I decided to test this, because all I could find was all talk and 'do your own testing' with no examples given. But it is clear some level of preflash is absolutely useless, and then a small change can all of a sudden have a massive impact. So really, you do need to do your own test, but at least it's a ball park figure of what to aim for, and of course, what to look for when it is working.

Essentially.. what you're going to need is a sacrificial test roll. Just 1 will do.

Figure your desired EI speed that you need to shoot at. 6400 is probably a good choice for Portra 400. Meter through your diffusion material, and shoot scenes, no preflash.. -5 stops, -4.5 etc etc. Though it will probably also be -3 to -2 from 6400.

You also need the developer time too to make the most of it.. 6 minutes in C-41 at normal process temp (~38 celsius) is still probably about right.

That's your starting point.

This will also work for your B&W film too btw, I've seen it primarily referenced for B&W in fact, so I decided to try it on colour.

In regards to pre-flashing with no push.. I do not know. But I suspect the preflash should be less -2 stops from middle grey reading, as there is still plenty of straight line scale left.. you probably want to pre-flash it at the bottom of the linear scale. Which is -4 stops from Box speed for Portra 400 (and most others too)

But the zone 3/-2 stops @ 12800 on Superia 800.. it's -2 stops below the published straight line curve according to Fuji.

So, you will need 1 test roll. Pre-flash different amounts and shoot a test scene at the desired underexposure/EI+push/etc, and take notes. The one to use will be when you see a sudden jump in detail like the above example.

If you shoot Portra 400 normally.. you can just save 6 or so exposures at the end of a roll for that purpose etc on your next roll. I imagine it wont be as good as combined with a push.

For example. Let us say your preflash has a value of x.

If one part of the image also has an exposure of x, and another 2x, instead of being 1 stop of separation between these two points if normally recorded.. with a preflash, it's essentially 2x and 3x, or the equivalent of 0.58 stops of separation on the neg.

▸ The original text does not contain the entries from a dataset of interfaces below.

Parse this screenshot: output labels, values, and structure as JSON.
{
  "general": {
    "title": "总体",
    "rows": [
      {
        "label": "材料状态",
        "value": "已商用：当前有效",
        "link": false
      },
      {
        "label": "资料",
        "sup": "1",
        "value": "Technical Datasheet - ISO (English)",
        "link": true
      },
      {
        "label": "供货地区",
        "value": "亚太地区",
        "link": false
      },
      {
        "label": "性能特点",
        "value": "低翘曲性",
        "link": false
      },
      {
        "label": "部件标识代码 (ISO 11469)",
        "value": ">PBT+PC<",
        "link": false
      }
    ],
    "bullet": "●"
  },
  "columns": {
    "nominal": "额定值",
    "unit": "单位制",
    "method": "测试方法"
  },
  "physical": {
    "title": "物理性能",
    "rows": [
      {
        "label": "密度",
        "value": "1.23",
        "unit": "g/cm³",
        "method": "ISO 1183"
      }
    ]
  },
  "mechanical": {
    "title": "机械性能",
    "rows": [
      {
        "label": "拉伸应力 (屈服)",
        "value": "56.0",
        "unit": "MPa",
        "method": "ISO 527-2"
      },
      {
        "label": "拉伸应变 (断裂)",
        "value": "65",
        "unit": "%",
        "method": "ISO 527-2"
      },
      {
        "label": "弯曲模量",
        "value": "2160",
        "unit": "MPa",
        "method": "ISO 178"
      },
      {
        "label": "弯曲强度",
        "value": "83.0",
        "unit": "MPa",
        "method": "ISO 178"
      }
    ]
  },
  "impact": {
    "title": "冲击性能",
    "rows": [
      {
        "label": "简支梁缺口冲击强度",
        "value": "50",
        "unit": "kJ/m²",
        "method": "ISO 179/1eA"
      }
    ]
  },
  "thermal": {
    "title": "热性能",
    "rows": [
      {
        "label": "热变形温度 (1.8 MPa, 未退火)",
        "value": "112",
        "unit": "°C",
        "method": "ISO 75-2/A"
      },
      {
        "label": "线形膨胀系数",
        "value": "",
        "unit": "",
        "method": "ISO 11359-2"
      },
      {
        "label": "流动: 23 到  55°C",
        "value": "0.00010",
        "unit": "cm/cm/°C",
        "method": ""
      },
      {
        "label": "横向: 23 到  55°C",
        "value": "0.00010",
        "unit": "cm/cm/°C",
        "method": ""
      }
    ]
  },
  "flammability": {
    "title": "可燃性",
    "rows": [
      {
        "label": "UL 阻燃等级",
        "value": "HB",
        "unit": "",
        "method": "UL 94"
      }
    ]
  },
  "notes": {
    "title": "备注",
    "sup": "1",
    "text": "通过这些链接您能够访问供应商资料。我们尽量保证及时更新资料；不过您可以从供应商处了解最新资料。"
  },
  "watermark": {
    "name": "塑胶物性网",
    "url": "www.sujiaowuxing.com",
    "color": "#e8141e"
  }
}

So the push helps stretch this contrast back out, which can be very important. Although compressed values can also be desirable.

If you DIY C-41, I'd recommend just using 6 minutes @ 38c or so.. no additives needed.